Find the lines holding the string "received" in the data, then copy all of them.
[[ SUPPLIED MATERIAL, beginning ]]
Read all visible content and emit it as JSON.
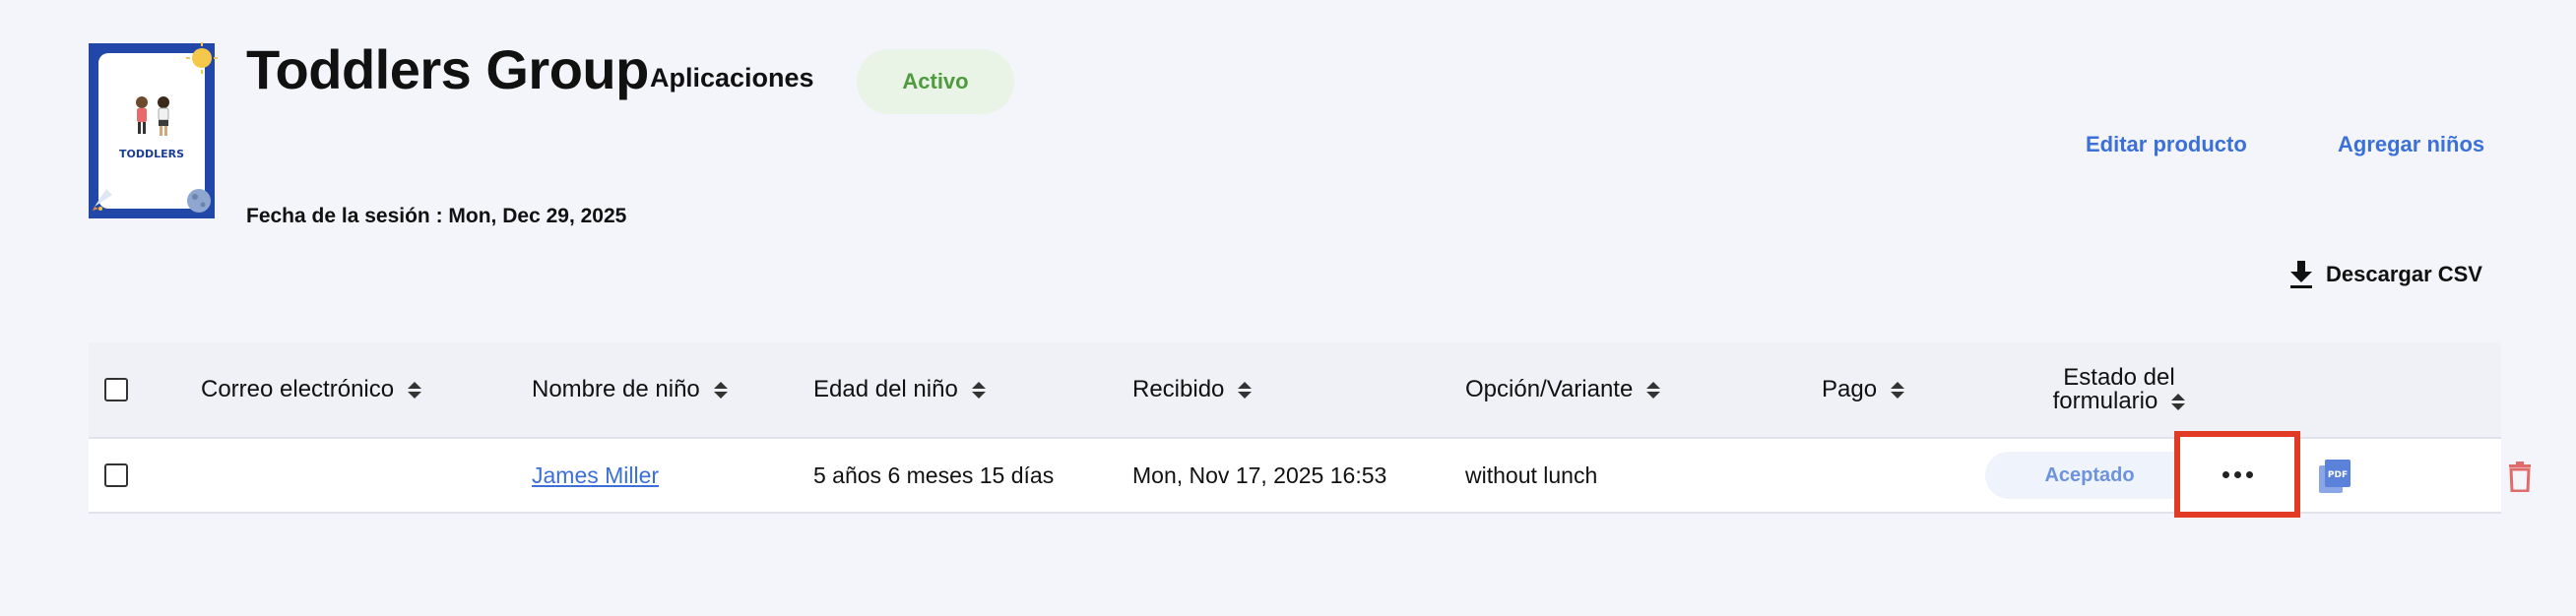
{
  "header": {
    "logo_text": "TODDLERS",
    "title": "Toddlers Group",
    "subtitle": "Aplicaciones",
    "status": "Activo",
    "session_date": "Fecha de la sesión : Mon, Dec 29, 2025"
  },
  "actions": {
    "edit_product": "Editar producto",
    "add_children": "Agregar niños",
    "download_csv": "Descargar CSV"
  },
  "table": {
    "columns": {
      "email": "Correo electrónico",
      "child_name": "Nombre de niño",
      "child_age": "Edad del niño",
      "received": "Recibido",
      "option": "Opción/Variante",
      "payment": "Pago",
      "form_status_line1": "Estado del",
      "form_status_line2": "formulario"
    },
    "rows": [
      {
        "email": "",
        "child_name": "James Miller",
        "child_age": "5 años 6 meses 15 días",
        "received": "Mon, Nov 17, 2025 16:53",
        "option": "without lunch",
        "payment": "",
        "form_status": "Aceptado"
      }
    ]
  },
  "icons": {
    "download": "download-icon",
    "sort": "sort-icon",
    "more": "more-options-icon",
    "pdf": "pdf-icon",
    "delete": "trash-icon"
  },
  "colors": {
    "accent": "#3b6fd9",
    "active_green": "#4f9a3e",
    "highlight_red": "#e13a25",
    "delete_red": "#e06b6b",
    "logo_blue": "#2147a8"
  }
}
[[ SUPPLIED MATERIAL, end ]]
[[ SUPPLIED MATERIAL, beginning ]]
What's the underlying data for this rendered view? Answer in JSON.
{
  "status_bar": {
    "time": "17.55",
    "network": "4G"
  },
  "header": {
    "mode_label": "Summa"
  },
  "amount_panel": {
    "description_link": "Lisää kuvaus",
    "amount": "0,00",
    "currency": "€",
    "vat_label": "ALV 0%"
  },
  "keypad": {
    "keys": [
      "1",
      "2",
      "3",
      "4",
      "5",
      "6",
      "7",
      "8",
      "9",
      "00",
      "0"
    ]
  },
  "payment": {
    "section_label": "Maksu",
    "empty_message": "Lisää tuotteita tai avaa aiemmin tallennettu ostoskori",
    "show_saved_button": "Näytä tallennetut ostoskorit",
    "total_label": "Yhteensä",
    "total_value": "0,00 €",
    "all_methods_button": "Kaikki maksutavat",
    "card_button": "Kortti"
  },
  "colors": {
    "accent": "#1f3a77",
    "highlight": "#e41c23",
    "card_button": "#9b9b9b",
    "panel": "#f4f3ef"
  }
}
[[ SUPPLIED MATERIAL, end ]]
_RESULT FOR THIS TASK_
      "received": "Recibido",
        "received": "Mon, Nov 17, 2025 16:53",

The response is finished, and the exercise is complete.